• @moewe Yes, that's an idea, but as you say, it is not very advisable… especially with a very large database. As much as possible, I would like not to impose a specific format for the .bib file. – ienissei Mar 4 '14 at 23:19

This can be solved by creating a new name format that formats the first name(s) as just the very first initial:

% Format for VeryFirstInitial - LastName
\DeclareNameFormat{firstfirstinit-last}{%
\usebibmacro{name:andothers}}


To do this, I use a custom macro that identifies just the very first initial of the first names (courtesy of @StevenBSegletes, Typeset just the first letter in a group):

% Helper function to get initial letter
\def\firstinit#1{\justfirst#1\relax}
\def\justfirst#1#2\relax{#1}


Then biblatex is set to use first initials in the bibliography and just the very first initial in in-text citations:

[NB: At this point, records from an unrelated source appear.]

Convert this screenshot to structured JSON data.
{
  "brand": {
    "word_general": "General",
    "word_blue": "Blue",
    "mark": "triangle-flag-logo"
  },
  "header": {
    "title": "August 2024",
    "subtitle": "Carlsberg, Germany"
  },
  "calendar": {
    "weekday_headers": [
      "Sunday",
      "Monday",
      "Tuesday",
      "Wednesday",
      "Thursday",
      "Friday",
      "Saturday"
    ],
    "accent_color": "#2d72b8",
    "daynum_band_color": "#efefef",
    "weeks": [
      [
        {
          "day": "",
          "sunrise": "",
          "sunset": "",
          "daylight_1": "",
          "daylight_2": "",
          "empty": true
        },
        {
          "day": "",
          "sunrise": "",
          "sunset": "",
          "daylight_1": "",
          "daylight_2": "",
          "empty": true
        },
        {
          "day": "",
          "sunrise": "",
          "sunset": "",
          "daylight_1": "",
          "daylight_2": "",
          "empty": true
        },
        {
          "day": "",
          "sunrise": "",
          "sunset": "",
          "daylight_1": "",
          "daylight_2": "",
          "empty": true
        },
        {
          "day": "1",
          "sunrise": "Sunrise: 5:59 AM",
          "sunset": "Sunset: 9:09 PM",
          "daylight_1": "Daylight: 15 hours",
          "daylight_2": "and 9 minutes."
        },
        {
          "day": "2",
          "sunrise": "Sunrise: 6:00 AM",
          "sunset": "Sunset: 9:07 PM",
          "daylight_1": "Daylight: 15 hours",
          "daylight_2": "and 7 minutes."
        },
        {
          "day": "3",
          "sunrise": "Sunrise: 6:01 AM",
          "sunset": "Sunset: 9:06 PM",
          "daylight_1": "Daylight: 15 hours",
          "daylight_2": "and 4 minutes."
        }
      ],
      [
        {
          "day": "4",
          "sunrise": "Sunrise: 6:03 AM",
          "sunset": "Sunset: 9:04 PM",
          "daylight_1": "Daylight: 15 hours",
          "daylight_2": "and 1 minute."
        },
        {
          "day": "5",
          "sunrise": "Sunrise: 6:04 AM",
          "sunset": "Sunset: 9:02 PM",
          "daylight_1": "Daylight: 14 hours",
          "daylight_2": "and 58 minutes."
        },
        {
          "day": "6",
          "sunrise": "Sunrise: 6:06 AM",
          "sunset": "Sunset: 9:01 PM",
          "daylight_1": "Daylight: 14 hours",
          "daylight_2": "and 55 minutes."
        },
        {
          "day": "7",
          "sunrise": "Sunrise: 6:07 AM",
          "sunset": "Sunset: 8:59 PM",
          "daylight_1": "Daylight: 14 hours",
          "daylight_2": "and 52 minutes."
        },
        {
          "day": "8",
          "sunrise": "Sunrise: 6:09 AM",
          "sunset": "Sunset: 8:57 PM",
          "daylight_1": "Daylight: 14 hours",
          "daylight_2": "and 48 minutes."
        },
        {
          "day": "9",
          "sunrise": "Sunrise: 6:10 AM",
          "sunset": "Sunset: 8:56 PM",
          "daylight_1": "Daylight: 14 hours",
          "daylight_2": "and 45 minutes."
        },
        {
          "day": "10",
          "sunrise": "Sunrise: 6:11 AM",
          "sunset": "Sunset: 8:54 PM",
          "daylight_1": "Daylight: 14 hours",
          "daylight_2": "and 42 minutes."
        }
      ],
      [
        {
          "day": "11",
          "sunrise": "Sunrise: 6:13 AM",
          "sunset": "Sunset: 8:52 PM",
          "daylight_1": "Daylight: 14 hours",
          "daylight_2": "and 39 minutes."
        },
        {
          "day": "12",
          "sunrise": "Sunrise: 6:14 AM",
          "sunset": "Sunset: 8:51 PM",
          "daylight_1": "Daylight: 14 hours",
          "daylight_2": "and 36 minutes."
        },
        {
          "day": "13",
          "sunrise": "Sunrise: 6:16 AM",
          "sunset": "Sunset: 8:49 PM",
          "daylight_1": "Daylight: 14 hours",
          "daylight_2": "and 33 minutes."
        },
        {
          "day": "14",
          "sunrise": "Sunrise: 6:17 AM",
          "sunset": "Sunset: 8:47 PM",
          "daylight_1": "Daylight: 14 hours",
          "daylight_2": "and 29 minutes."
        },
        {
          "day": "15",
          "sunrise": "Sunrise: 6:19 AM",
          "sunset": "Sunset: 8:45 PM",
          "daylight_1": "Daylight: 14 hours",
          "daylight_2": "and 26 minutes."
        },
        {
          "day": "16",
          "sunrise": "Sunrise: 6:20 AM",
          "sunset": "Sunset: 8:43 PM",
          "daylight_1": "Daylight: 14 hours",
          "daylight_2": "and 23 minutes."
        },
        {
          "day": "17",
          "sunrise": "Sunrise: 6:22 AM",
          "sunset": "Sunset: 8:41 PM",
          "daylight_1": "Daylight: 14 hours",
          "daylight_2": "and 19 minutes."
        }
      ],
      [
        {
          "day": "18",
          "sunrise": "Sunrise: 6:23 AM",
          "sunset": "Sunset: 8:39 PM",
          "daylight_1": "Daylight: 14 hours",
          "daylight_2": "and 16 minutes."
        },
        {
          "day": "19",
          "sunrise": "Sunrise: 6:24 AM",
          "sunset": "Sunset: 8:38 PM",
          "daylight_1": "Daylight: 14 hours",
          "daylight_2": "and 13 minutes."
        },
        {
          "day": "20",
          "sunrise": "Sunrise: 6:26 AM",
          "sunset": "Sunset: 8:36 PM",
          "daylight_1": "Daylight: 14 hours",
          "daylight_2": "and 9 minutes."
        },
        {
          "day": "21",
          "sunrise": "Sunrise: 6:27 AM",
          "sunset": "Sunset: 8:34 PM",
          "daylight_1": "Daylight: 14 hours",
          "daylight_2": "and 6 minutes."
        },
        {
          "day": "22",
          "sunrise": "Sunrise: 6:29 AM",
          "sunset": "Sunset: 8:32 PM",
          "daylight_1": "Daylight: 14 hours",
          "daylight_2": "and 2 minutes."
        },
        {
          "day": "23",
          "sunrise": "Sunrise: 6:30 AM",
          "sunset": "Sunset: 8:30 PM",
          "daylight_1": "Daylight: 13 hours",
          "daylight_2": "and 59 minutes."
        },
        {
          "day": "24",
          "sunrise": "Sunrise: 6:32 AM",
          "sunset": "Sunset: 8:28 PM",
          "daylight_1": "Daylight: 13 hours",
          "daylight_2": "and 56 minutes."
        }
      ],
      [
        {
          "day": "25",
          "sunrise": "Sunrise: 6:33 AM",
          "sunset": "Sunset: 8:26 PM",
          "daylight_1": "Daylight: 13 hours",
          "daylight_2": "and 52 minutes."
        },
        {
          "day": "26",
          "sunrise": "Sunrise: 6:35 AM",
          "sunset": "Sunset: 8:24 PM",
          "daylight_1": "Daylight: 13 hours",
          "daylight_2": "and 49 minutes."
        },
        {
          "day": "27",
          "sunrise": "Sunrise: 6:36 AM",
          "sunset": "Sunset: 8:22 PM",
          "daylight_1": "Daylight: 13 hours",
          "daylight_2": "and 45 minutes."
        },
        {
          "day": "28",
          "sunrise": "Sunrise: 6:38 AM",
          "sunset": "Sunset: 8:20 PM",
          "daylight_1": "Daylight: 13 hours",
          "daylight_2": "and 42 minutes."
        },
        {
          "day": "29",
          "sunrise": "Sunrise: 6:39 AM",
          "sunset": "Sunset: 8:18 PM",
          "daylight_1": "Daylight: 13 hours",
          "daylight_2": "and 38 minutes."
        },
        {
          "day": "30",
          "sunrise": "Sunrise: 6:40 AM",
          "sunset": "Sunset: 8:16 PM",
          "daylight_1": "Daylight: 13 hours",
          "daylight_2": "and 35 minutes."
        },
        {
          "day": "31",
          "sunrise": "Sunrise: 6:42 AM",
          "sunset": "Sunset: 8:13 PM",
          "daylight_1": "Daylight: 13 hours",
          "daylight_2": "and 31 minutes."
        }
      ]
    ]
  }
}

% Set format for sortname (bibliography) and labelname (citation)
\DeclareNameAlias{sortname}{firstinits-last}
\DeclareNameAlias{labelname}{firstfirstinit-last}


## MWE

\documentclass[]{article}

\usepackage{filecontents}
\begin{filecontents*}{bib.bib}
@article{jdoe,
author       = {John Paul Peter Julian Doe},
journal  = {Journal},
title        = {Title},
year      = 2014,
pages = 111--222,
}
\end{filecontents*}

\usepackage[style=authoryear]{biblatex}

% Helper function to get initial letter
\def\firstinit#1{\justfirst#1\relax}
\def\justfirst#1#2\relax{#1}

% Format for FirstInitials - LastName (standard implementation)
\DeclareNameFormat{firstinits-last}{%
\usebibmacro{name:first-last}{#1}{#4}{#5}{#7}%
\usebibmacro{name:andothers}}

% Format for VeryFirstInitial - LastName
\DeclareNameFormat{firstfirstinit-last}{%
\usebibmacro{name:andothers}}

% Set format for sortname (bibliography) and labelname (citation)
\DeclareNameAlias{sortname}{firstinits-last}
\DeclareNameAlias{labelname}{firstfirstinit-last}

\begin{document}

\noindent Citation: \cite{jdoe}.

\printbibliography[]

\end{document}

• +1 But there's a problem. If uniquename=true and you have two (different) J Does. For instance, if you added a 2014 work by "J Q Doe", biblatex would think it was printing citations to "JQ Doe" and "JPPJ Doe" and would not add alphabetics to the year, but your citations would both be "J Doe (2014)". So if you do this you must set uniquename=false. But that causes problems because it now means that you will get alphabetics added even where the first initial does sufficiently disambiguate. To do this really robustly it probably needs to be done at the biber level. – Paul Stanley Mar 20 '14 at 9:21
• @PaulStanley Yes, your point is right. Thankfully for me, the style we use is derived from author-title, so there is no such need. But it is good to have it noted for other users. – ienissei Mar 20 '14 at 10:40
• I can get your MWE to work just fine, but it gives me errors whenever I try to implement it in my file (Argument of \justfirst has an extra}). I am using XeLaTeX and accented characters which perhaps don't read well. Perhaps this comes from the way the helper macros are written, do you think there could way to make them more robust? – ienissei Mar 20 '14 at 12:59
• @ienissei Can you post an example of the type of name that causes you problems? – cslstr Mar 20 '14 at 13:27
• @cslstr I will provide you with a MWE as soon as I have time to work on one. Thank you for your reply in any event. – ienissei Mar 21 '14 at 17:20